Perhaps what is most unfortunate about this is that real history, rather than hagiography, is the most practical kind of history. Indeed, when the imagined romanticism of the assembly is stripped away and we see these divines for who they were—greatly gifted, but struggling against their own sin and finitude—we are reminded that God used sinners to advance His kingdom.
My experience over the years as a confessional Presbyterian has been that many who subscribe to or draw heavily on the Westminster Standards (the Westminster Confession of Faith, the Westminster Larger Catechism, and the Westminster Shorter Catechism) as the basis for their theological views understand the standards in a manner largely disembodied from the historical context in which they were written. For that reason, it has been often overlooked, or at least greatly underappreciated, that the Westminster Assembly (the ministerial gathering where the standards were crafted) took place at an all-important time in English and Protestant history—namely, the English Civil War (1642–51).
For those who love theology, the temptation can be strong to bypass the assembly’s historical context and to focus on interpreting and applying its doctrinal truths to the contemporary church. Grasping the historical context can be perceived as a necessary evil endured for the sake of appeasing church historians. However, understanding the historical context is integral, not incidental, for a full and robust interpretation, exposition, and application of the confessional, catechetical, and ecclesiastical documents that arose from the Westminster Assembly. Indeed, without an understanding of the assembly’s context, these confessional documents are easily misinterpreted, and the richest of components of these confessional formulations are certainly overlooked. This article will explore the historical context of the Westminster Assembly and end with three reasons why all those who draw on the standards and want to understand their theology should continue studying the assembly’s historical context.
POLITICAL CONTEXT OF THE ASSEMBLY
The Westminster Assembly took place after a decade of reform under King Charles I and Archbishop William Laud, who persecuted members of the Puritan movement. In 1637, Laud attempted to reform Scotland by mandating that the Scottish church utilize a new version of the Book of Common Prayer, which had been revised in a distinctly Roman Catholic direction. The people rebelled, and a full-blown Scottish revolution ensued. Unfortunately for Charles, his invasions in 1638 and 1639 failed as most of the soldiers were more sympathetic to the Scots than they were to the king. This forced Charles to call Parliament to raise an army to fight the Scots.
The fact that Charles called Parliament in the first place is a testimony to the direness of his situation.
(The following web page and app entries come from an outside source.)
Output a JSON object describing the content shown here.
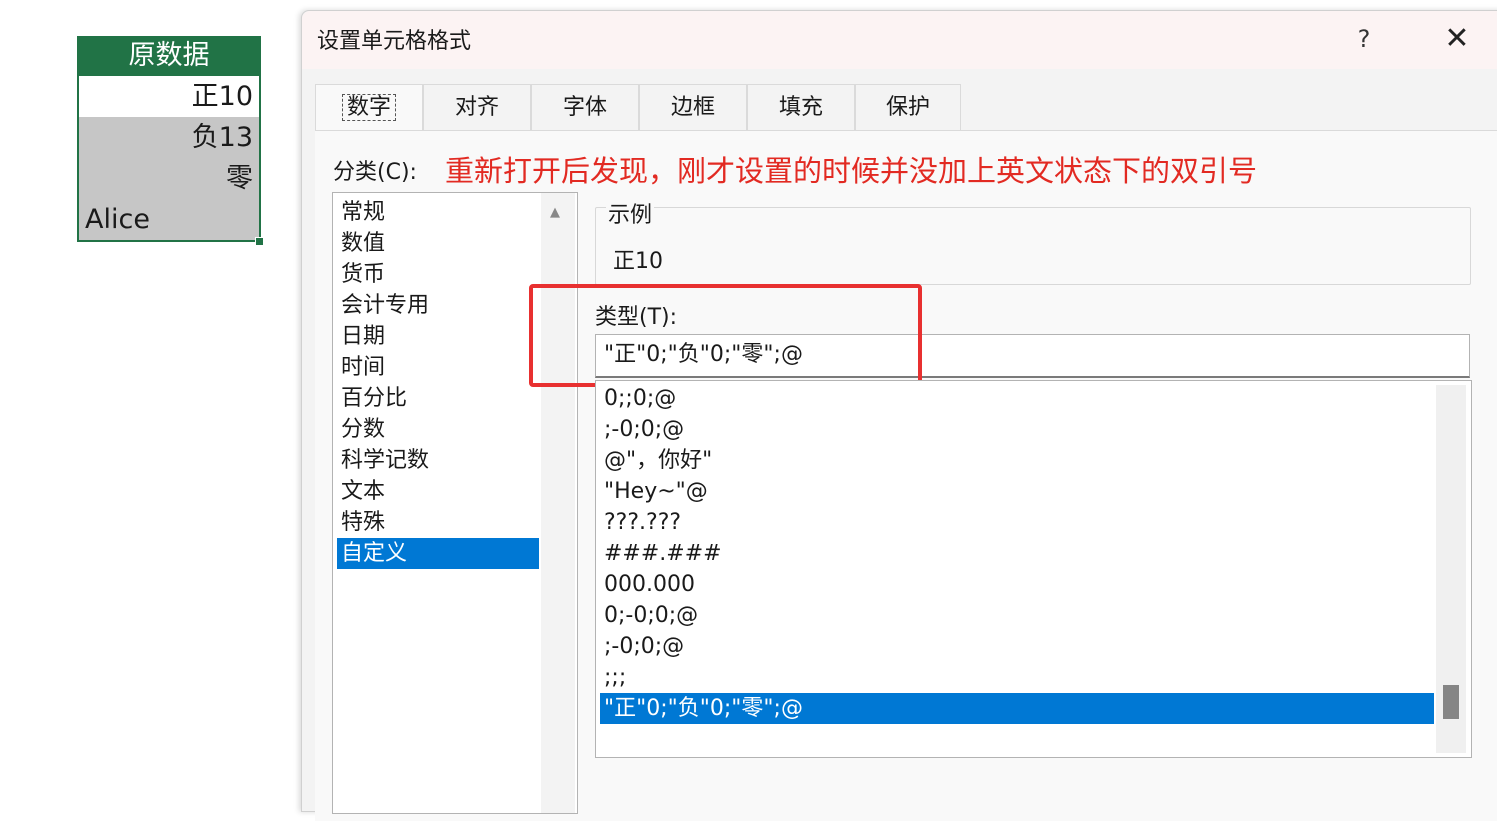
{
  "sheet": {
    "header": "原数据",
    "cells": [
      "正10",
      "负13",
      "零",
      "Alice"
    ]
  },
  "dialog": {
    "title": "设置单元格格式",
    "help": "?",
    "close": "✕",
    "tabs": [
      "数字",
      "对齐",
      "字体",
      "边框",
      "填充",
      "保护"
    ],
    "category_label": "分类(C):",
    "annotation": "重新打开后发现，刚才设置的时候并没加上英文状态下的双引号",
    "categories": [
      "常规",
      "数值",
      "货币",
      "会计专用",
      "日期",
      "时间",
      "百分比",
      "分数",
      "科学记数",
      "文本",
      "特殊",
      "自定义"
    ],
    "selected_category": "自定义",
    "sample_label": "示例",
    "sample_value": "正10",
    "type_label": "类型(T):",
    "type_value": "\"正\"0;\"负\"0;\"零\";@",
    "formats": [
      "0;;0;@",
      ";-0;0;@",
      "@\"，你好\"",
      "\"Hey~\"@",
      "???.???",
      "###.###",
      "000.000",
      "0;-0;0;@",
      ";-0;0;@",
      ";;;",
      "\"正\"0;\"负\"0;\"零\";@"
    ],
    "selected_format": "\"正\"0;\"负\"0;\"零\";@"
  },
  "colors": {
    "excel_green": "#217346",
    "selection_blue": "#0078d4",
    "annotation_red": "#e22a22"
  }
}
Indeed, Charles had not called Parliament, and thus he had ruled alone, for eleven years, a period known as the Personal Rule, after his dissolution of the 1629 Parliament because of its growing sympathy to Puritanism. After this suspension of Parliament, many Puritans left for New England in anticipation that Charles and his fellow anti-Calvinists were headed for a collision with Puritans. By 1640, however, the king had no money and was forced to call Parliament in an effective admission that the Personal Rule had failed. The recall of Parliament in 1640 was a disaster for the king, and the next Parliament was even worse for him, ending with a radical gathering demanding “root and branch” reform of the church and state.
In 1641, Archbishop Laud was arrested and put on trial. In January 1642, Charles fled from London to Oxford after a series of unsuccessful attempts to seize political control of the country. This geographical departure effectively reinforced, and opened up physical space between, the two parties. Surrendering London, the political stronghold, to their enemies had devastating implications for Charles and his Royalist supporters. Although war was now likely, it was obvious that the Royalists were in a weaker position. Men and money were on Parliament’s side, and the New Model Army led by Oliver Cromwell was dominant over Royalist forces. By January 1647, Charles was captured and in the custody of Parliament. While the king had been apprehended, there was significant division over what to do next. Some demanded that he be executed, while others wanted a compromise. The stalemate was finally resolved on December 6, 1648, when New Model Army soldiers prevented eighty-five members of Parliament who were against the execution of the king from entering the House of Commons (an event known as Pride’s Purge), effectively guaranteeing Charles’ fate. He was tried for treason and beheaded on January 30, 1649. To date, he is the only English monarch ever to be executed.